If you have other sources of income, or live with someone who helps with the bills, you cannot truly understand the strain of making an income via freelance writing. You can write part-time and be fine. Folks like me who are single and rely only on ourselves have to make a huge time commitment.
The amount of time I personally spend working every week is monstrous. Add in full-time nursing school, being a caretaker for two people and having no-so-great health and it takes its toll. However, the end benefit of financial security, as well as financial independence, is well worth the roll of the dice.
For me, just getting by is just not good enough. I also enjoy having savings and the ability to have a few non-necessities from time to time. I am willing to put in 80 to 100 hours a week to have a comfortable life. Plus, I love what I do so most of it does not feel like work.
Now, I cannot tell you how much time you personally need to spend writing, as all of our situations are different and unique. However, I can tell you that being a freelance writer is exactly like owning a business. Businesses take time commitment and sacrifice. Are you willing to do each of these? If not, then there is a high chance that a career in freelance writing is not for you.
If you are not the sole bill payer, you may be able to get away with a lot less hours than I put in. If you are like me and are single and completely self-reliant, then the time commitment will likely be very big. Most will never have to work the hours I do because most people do not have the bills that I do (multiple monthly medical expenses and I am paying for nursing school completely out of pocket plus all regular adult bills).
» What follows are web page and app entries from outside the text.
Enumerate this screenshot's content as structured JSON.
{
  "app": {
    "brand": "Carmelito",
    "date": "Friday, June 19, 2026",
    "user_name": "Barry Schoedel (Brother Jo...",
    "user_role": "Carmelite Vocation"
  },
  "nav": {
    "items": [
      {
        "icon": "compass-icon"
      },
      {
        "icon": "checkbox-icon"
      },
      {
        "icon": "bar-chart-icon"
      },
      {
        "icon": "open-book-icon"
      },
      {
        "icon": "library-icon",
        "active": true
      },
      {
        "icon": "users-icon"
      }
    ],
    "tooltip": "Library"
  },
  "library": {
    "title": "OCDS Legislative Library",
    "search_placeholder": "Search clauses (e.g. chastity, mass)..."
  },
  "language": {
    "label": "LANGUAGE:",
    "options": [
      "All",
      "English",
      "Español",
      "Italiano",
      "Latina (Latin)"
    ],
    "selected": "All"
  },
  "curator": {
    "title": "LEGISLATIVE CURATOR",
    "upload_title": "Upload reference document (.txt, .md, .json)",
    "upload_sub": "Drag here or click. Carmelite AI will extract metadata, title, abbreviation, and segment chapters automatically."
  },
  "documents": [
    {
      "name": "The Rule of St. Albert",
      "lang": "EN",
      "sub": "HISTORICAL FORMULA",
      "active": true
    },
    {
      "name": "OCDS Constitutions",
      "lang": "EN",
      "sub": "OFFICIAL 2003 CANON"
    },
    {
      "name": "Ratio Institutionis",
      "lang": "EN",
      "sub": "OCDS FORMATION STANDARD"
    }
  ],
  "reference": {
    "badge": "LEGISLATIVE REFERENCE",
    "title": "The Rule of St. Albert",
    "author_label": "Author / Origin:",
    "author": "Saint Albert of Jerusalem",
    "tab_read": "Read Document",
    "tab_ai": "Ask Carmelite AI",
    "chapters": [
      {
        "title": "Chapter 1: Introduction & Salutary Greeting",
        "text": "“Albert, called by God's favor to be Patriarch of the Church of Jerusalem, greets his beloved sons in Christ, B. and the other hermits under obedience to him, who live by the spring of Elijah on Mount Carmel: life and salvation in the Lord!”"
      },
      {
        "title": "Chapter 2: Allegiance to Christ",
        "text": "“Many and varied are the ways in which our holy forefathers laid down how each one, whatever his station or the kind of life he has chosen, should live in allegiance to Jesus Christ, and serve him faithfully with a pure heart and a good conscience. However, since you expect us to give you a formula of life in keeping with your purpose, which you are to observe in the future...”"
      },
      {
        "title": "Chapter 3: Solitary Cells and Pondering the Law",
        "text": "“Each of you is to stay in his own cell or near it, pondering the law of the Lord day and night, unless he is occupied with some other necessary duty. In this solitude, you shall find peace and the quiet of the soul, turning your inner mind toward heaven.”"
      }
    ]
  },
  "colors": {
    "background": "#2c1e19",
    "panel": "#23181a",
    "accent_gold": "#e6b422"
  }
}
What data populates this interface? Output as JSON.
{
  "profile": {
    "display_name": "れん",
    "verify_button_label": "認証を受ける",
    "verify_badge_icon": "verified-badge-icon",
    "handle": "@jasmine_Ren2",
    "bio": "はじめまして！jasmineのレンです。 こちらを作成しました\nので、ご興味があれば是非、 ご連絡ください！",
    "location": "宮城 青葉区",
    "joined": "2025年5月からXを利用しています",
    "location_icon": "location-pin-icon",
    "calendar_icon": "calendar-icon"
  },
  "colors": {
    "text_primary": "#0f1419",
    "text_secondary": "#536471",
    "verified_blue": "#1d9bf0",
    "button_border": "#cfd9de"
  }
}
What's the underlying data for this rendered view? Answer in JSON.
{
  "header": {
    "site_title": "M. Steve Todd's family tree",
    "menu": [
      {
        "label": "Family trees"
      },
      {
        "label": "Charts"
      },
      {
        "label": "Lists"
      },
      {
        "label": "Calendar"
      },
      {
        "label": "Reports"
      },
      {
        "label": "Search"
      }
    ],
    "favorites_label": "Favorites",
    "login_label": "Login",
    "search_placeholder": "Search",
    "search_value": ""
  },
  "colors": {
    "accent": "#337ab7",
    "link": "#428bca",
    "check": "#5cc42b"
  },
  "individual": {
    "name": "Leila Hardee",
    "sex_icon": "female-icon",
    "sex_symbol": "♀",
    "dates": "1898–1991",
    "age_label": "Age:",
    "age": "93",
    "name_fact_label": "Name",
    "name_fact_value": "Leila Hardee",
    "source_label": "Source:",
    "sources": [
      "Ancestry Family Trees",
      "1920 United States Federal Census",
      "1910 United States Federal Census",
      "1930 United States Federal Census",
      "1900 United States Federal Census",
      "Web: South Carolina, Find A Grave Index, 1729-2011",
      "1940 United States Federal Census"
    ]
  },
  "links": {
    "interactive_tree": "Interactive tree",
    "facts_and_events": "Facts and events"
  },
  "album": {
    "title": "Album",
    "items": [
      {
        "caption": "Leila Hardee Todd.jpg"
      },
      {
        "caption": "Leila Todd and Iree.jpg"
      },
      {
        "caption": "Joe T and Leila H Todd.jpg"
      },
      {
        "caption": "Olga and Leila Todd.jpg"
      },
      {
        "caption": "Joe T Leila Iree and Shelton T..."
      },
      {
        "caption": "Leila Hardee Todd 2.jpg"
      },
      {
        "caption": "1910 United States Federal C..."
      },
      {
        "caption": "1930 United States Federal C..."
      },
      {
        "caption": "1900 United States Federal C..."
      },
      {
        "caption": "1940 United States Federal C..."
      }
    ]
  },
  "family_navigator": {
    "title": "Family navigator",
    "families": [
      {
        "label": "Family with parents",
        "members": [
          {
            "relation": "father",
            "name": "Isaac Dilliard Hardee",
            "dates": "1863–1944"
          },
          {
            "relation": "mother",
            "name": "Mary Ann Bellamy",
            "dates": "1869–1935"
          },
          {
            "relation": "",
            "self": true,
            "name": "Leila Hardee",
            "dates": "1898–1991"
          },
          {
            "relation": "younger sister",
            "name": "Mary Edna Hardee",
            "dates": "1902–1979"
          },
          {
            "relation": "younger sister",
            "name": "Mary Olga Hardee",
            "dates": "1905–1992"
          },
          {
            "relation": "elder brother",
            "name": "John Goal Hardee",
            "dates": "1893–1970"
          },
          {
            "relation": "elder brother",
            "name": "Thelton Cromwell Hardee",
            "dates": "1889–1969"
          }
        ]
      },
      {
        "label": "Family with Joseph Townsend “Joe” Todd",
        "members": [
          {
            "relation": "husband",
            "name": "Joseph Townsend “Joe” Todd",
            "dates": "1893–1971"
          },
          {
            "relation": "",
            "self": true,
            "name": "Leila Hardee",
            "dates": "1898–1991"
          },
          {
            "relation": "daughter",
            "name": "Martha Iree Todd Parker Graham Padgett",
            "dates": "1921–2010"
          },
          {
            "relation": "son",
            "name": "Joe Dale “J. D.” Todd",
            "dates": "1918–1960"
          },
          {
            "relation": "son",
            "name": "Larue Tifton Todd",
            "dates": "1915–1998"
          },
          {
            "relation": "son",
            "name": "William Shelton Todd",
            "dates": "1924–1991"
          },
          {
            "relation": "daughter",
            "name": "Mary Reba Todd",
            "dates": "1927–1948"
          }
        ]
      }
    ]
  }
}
I will say this: never kill yourself by working yourself into the ground, but never think that you can skate by by writing whenever the mood strikes. You need to commit a certain amount of time each week based on your goals and stick to it. This is a job afterall, and should be treated as such.